▶ ASSIGNMENT
Give an exact copy of the data that follows, but none of its pictures.

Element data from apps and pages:
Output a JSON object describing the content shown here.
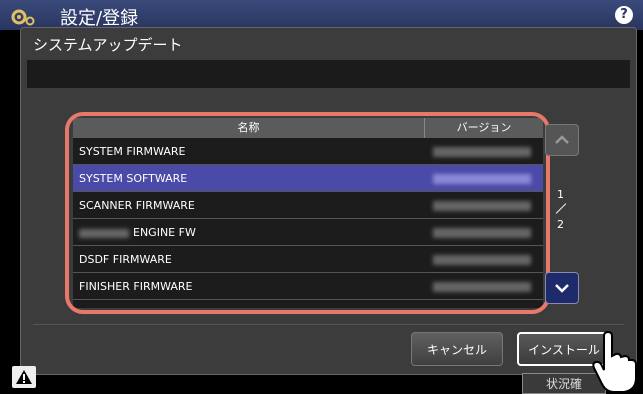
{
  "header": {
    "title": "設定/登録",
    "help_label": "?"
  },
  "dialog": {
    "title": "システムアップデート",
    "table": {
      "columns": [
        "名称",
        "バージョン"
      ],
      "rows": [
        {
          "name": "SYSTEM FIRMWARE",
          "selected": false
        },
        {
          "name": "SYSTEM SOFTWARE",
          "selected": true
        },
        {
          "name": "SCANNER FIRMWARE",
          "selected": false
        },
        {
          "name": "ENGINE FW",
          "selected": false
        },
        {
          "name": "DSDF FIRMWARE",
          "selected": false
        },
        {
          "name": "FINISHER FIRMWARE",
          "selected": false
        }
      ]
    },
    "page": {
      "current": "1",
      "total": "2"
    },
    "buttons": {
      "cancel": "キャンセル",
      "install": "インストール"
    }
  },
  "footer": {
    "status_label": "状況確"
  },
  "colors": {
    "highlight": "#e8786a",
    "selected_row": "#4a4aa8",
    "header_bar": "#2a3560"
  }
}
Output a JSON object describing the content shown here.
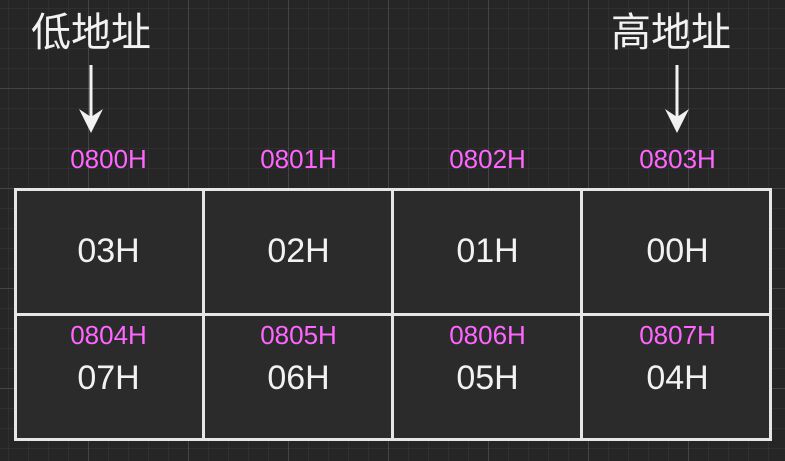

▶ OUTPUT FOR THIS TASK
Output a JSON object describing the content shown here.
{
  "header": {
    "title": "設定/登録",
    "help_label": "?"
  },
  "dialog": {
    "title": "システムアップデート",
    "table": {
      "columns": [
        "名称",
        "バージョン"
      ],
      "rows": [
        {
          "name": "SYSTEM FIRMWARE",
          "selected": false
        },
        {
          "name": "SYSTEM SOFTWARE",
          "selected": true
        },
        {
          "name": "SCANNER FIRMWARE",
          "selected": false
        },
        {
          "name": "ENGINE FW",
          "selected": false
        },
        {
          "name": "DSDF FIRMWARE",
          "selected": false
        },
        {
          "name": "FINISHER FIRMWARE",
          "selected": false
        }
      ]
    },
    "page": {
      "current": "1",
      "total": "2"
    },
    "buttons": {
      "cancel": "キャンセル",
      "install": "インストール"
    }
  },
  "footer": {
    "status_label": "状況確"
  },
  "colors": {
    "highlight": "#e8786a",
    "selected_row": "#4a4aa8",
    "header_bar": "#2a3560"
  }
}
Output a JSON object describing the content shown here.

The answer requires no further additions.